▶ _WHAT THE EXERCISE ASKS_
In the answer, each line must appear exactly as in the records, and no picture may appear.

▶ _EXTRACTED RECORDS_
%%

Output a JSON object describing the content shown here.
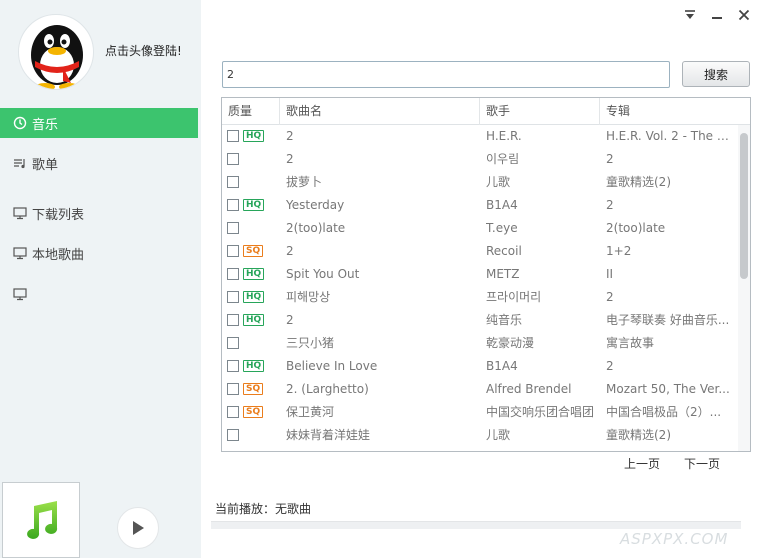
{
  "sidebar": {
    "login_text": "点击头像登陆!",
    "nav": [
      {
        "label": "音乐",
        "icon": "clock-icon",
        "active": true
      },
      {
        "label": "歌单",
        "icon": "playlist-icon",
        "active": false
      },
      {
        "label": "下载列表",
        "icon": "monitor-icon",
        "active": false
      },
      {
        "label": "本地歌曲",
        "icon": "monitor-icon",
        "active": false
      },
      {
        "label": "",
        "icon": "monitor-icon",
        "active": false
      }
    ]
  },
  "search": {
    "value": "2",
    "button_label": "搜索"
  },
  "table": {
    "headers": [
      "质量",
      "歌曲名",
      "歌手",
      "专辑"
    ],
    "rows": [
      {
        "quality": "HQ",
        "title": "2",
        "artist": "H.E.R.",
        "album": "H.E.R. Vol. 2 - The B..."
      },
      {
        "quality": "",
        "title": "2",
        "artist": "이우림",
        "album": "2"
      },
      {
        "quality": "",
        "title": "拔萝卜",
        "artist": "儿歌",
        "album": "童歌精选(2)"
      },
      {
        "quality": "HQ",
        "title": "Yesterday",
        "artist": "B1A4",
        "album": "2"
      },
      {
        "quality": "",
        "title": "2(too)late",
        "artist": "T.eye",
        "album": "2(too)late"
      },
      {
        "quality": "SQ",
        "title": "2",
        "artist": "Recoil",
        "album": "1+2"
      },
      {
        "quality": "HQ",
        "title": "Spit You Out",
        "artist": "METZ",
        "album": "II"
      },
      {
        "quality": "HQ",
        "title": "피해망상",
        "artist": "프라이머리",
        "album": "2"
      },
      {
        "quality": "HQ",
        "title": "2",
        "artist": "纯音乐",
        "album": "电子琴联奏 好曲音乐..."
      },
      {
        "quality": "",
        "title": "三只小猪",
        "artist": "乾豪动漫",
        "album": "寓言故事"
      },
      {
        "quality": "HQ",
        "title": "Believe In Love",
        "artist": "B1A4",
        "album": "2"
      },
      {
        "quality": "SQ",
        "title": "2. (Larghetto)",
        "artist": "Alfred Brendel",
        "album": "Mozart 50, The Ver..."
      },
      {
        "quality": "SQ",
        "title": "保卫黄河",
        "artist": "中国交响乐团合唱团",
        "album": "中国合唱极品（2）..."
      },
      {
        "quality": "",
        "title": "妹妹背着洋娃娃",
        "artist": "儿歌",
        "album": "童歌精选(2)"
      }
    ]
  },
  "pager": {
    "prev": "上一页",
    "next": "下一页"
  },
  "player": {
    "now_playing": "当前播放：无歌曲"
  },
  "watermark": "ASPXPX.COM",
  "colors": {
    "accent": "#3cc46e",
    "hq": "#27a55a",
    "sq": "#ea7d1c"
  }
}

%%

▶ _EXERCISE RESPONSE_
Output a JSON object describing the content shown here.
{
  "sidebar": {
    "login_text": "点击头像登陆!",
    "nav": [
      {
        "label": "音乐",
        "icon": "clock-icon",
        "active": true
      },
      {
        "label": "歌单",
        "icon": "playlist-icon",
        "active": false
      },
      {
        "label": "下载列表",
        "icon": "monitor-icon",
        "active": false
      },
      {
        "label": "本地歌曲",
        "icon": "monitor-icon",
        "active": false
      },
      {
        "label": "",
        "icon": "monitor-icon",
        "active": false
      }
    ]
  },
  "search": {
    "value": "2",
    "button_label": "搜索"
  },
  "table": {
    "headers": [
      "质量",
      "歌曲名",
      "歌手",
      "专辑"
    ],
    "rows": [
      {
        "quality": "HQ",
        "title": "2",
        "artist": "H.E.R.",
        "album": "H.E.R. Vol. 2 - The B..."
      },
      {
        "quality": "",
        "title": "2",
        "artist": "이우림",
        "album": "2"
      },
      {
        "quality": "",
        "title": "拔萝卜",
        "artist": "儿歌",
        "album": "童歌精选(2)"
      },
      {
        "quality": "HQ",
        "title": "Yesterday",
        "artist": "B1A4",
        "album": "2"
      },
      {
        "quality": "",
        "title": "2(too)late",
        "artist": "T.eye",
        "album": "2(too)late"
      },
      {
        "quality": "SQ",
        "title": "2",
        "artist": "Recoil",
        "album": "1+2"
      },
      {
        "quality": "HQ",
        "title": "Spit You Out",
        "artist": "METZ",
        "album": "II"
      },
      {
        "quality": "HQ",
        "title": "피해망상",
        "artist": "프라이머리",
        "album": "2"
      },
      {
        "quality": "HQ",
        "title": "2",
        "artist": "纯音乐",
        "album": "电子琴联奏 好曲音乐..."
      },
      {
        "quality": "",
        "title": "三只小猪",
        "artist": "乾豪动漫",
        "album": "寓言故事"
      },
      {
        "quality": "HQ",
        "title": "Believe In Love",
        "artist": "B1A4",
        "album": "2"
      },
      {
        "quality": "SQ",
        "title": "2. (Larghetto)",
        "artist": "Alfred Brendel",
        "album": "Mozart 50, The Ver..."
      },
      {
        "quality": "SQ",
        "title": "保卫黄河",
        "artist": "中国交响乐团合唱团",
        "album": "中国合唱极品（2）..."
      },
      {
        "quality": "",
        "title": "妹妹背着洋娃娃",
        "artist": "儿歌",
        "album": "童歌精选(2)"
      }
    ]
  },
  "pager": {
    "prev": "上一页",
    "next": "下一页"
  },
  "player": {
    "now_playing": "当前播放：无歌曲"
  },
  "watermark": "ASPXPX.COM",
  "colors": {
    "accent": "#3cc46e",
    "hq": "#27a55a",
    "sq": "#ea7d1c"
  }
}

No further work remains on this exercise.